__Task input__.
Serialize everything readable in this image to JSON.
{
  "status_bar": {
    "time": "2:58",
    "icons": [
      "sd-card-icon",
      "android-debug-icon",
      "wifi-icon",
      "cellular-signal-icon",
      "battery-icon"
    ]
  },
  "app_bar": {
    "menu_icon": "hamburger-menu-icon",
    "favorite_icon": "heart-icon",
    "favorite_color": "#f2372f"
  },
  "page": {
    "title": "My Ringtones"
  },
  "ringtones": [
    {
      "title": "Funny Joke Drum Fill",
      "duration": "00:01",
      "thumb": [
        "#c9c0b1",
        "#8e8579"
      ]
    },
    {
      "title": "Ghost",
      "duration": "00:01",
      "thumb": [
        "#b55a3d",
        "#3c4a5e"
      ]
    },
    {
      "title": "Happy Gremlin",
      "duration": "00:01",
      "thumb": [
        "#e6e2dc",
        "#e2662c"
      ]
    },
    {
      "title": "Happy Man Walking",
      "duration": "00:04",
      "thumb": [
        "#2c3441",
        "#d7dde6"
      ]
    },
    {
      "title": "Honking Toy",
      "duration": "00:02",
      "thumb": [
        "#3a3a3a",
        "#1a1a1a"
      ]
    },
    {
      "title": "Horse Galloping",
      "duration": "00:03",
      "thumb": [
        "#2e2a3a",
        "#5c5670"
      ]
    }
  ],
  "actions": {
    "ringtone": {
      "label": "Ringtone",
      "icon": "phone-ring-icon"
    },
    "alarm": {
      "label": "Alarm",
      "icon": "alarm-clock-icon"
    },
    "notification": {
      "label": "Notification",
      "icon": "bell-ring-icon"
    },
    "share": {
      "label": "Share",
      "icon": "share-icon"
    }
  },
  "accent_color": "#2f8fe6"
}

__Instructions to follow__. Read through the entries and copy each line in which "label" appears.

__Reply to the exercise__.
      "label": "Ringtone",
      "label": "Alarm",
      "label": "Notification",
      "label": "Share",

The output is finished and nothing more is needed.